PROBLEM DESCRIPTION: Give the number of lines in the entries that contain "this". State only the count.

EXTRACTED DATA:
________________________________________

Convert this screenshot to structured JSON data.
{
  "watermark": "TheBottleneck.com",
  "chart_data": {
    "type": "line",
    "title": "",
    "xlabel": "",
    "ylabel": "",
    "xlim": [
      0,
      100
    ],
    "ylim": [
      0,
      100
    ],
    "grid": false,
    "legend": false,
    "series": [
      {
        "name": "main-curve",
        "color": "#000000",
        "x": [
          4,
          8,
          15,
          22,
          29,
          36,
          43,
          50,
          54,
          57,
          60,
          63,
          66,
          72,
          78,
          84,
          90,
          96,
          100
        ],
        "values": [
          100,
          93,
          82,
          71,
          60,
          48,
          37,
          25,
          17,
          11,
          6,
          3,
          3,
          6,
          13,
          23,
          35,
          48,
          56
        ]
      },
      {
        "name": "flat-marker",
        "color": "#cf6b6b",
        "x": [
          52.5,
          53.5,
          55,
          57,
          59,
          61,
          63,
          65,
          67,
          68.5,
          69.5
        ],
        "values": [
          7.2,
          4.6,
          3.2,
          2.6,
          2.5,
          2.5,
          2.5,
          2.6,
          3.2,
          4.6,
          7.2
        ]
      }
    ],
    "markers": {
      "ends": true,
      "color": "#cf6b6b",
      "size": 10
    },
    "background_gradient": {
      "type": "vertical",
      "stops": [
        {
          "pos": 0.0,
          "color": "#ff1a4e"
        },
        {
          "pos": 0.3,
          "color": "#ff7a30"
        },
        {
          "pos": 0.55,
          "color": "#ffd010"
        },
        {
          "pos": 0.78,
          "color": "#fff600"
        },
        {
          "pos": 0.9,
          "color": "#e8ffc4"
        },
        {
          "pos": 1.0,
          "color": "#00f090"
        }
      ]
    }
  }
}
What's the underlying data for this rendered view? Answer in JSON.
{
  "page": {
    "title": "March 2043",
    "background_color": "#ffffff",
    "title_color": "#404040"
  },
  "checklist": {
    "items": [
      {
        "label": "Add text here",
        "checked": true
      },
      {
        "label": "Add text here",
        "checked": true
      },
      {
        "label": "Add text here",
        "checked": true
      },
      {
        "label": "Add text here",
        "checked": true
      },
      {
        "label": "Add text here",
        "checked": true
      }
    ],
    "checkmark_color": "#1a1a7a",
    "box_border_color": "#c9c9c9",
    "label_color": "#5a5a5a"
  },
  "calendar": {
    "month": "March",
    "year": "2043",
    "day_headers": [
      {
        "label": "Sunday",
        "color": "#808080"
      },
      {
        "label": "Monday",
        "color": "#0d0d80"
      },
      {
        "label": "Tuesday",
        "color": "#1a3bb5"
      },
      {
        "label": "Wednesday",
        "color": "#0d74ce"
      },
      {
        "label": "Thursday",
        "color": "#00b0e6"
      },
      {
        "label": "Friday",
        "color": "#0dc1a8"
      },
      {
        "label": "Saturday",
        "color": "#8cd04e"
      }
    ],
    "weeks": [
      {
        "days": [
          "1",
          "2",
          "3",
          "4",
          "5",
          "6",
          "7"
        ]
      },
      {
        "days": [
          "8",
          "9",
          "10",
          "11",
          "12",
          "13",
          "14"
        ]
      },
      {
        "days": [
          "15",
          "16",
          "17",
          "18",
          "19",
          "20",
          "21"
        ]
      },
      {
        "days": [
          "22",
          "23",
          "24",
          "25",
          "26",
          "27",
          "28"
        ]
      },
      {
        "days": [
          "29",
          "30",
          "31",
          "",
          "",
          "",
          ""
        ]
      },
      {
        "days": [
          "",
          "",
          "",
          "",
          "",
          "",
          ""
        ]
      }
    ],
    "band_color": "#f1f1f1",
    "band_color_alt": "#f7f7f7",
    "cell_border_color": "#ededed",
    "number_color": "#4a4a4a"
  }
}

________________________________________

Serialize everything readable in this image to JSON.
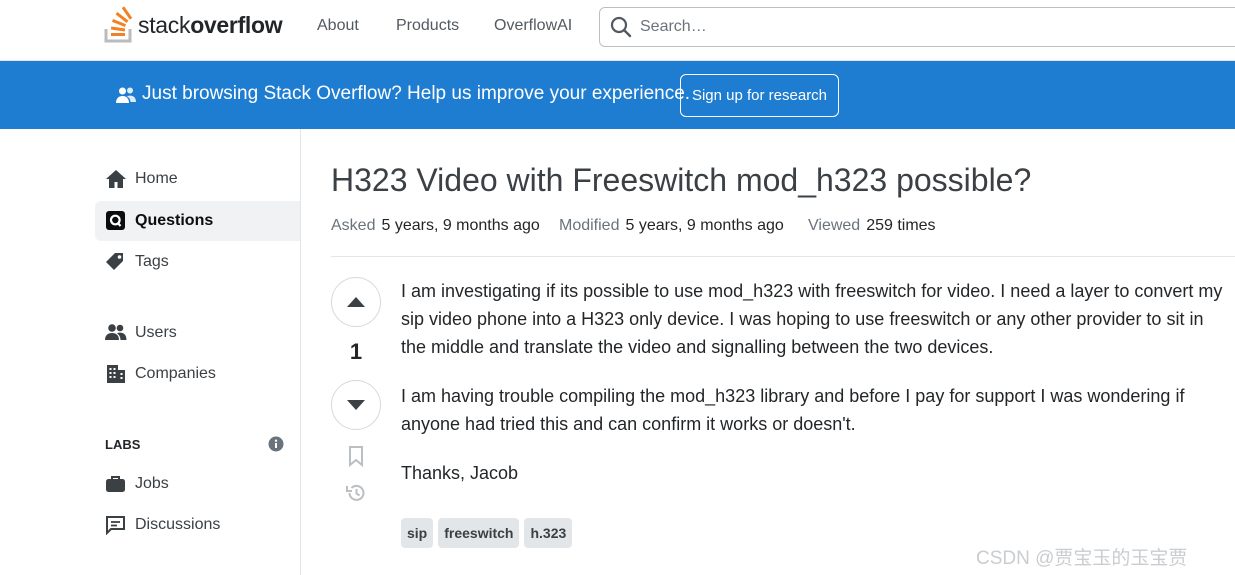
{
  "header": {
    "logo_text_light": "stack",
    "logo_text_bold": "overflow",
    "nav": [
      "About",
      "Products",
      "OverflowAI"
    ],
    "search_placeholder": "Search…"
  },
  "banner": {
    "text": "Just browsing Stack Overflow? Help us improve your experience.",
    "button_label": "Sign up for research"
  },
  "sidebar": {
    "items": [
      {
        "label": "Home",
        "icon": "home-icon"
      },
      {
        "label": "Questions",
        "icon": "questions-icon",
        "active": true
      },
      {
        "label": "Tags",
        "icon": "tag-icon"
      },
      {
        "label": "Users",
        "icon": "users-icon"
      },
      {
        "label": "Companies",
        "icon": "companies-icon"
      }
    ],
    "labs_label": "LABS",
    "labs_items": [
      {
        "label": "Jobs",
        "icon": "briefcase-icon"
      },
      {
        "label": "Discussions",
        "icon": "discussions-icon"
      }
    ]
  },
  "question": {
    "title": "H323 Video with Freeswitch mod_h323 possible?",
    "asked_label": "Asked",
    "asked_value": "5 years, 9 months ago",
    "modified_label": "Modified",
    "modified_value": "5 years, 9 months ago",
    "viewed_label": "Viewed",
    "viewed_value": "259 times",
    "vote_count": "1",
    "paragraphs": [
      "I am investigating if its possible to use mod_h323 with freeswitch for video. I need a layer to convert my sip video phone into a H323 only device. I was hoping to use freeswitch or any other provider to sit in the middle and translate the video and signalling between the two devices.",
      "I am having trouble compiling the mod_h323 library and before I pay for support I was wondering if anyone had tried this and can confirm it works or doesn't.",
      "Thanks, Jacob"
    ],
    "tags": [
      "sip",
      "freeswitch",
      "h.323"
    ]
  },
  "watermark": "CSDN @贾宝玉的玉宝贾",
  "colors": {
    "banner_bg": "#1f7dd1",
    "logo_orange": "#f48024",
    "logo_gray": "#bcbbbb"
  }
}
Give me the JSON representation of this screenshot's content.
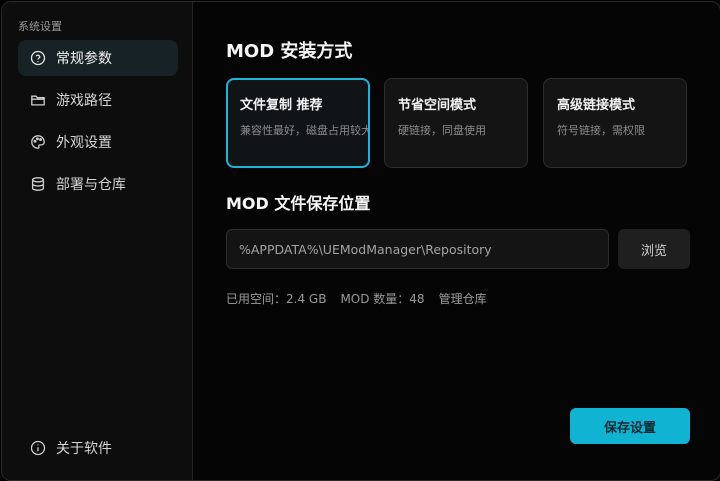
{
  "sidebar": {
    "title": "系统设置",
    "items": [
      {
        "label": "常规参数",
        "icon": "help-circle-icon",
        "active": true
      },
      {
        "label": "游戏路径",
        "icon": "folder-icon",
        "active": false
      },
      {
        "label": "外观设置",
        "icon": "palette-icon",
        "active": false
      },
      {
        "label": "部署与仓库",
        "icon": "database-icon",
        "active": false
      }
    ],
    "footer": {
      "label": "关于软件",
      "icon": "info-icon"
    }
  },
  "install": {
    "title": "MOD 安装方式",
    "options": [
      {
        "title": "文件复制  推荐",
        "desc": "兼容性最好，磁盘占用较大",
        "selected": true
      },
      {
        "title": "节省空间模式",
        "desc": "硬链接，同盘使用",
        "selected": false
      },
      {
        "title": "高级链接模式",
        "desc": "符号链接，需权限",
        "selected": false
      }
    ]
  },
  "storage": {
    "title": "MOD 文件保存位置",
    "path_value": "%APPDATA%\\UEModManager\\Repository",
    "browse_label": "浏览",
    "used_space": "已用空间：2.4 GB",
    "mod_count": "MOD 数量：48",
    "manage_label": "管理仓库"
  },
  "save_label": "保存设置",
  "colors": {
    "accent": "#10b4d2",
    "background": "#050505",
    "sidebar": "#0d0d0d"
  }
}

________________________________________

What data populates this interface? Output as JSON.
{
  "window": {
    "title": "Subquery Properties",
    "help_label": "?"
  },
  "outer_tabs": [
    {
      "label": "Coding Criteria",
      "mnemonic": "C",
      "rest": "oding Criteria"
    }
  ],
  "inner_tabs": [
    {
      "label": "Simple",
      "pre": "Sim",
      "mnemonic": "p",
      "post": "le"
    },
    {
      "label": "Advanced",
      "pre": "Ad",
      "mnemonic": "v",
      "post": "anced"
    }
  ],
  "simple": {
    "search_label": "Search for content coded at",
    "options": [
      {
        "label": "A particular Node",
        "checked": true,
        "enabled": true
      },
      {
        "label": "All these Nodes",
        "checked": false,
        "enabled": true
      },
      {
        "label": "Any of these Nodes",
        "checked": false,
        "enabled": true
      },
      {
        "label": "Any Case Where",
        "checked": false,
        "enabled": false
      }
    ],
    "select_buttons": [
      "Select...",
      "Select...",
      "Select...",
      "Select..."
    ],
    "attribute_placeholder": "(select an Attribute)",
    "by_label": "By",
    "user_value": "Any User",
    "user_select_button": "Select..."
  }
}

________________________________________

SOLVED PROBLEM: 6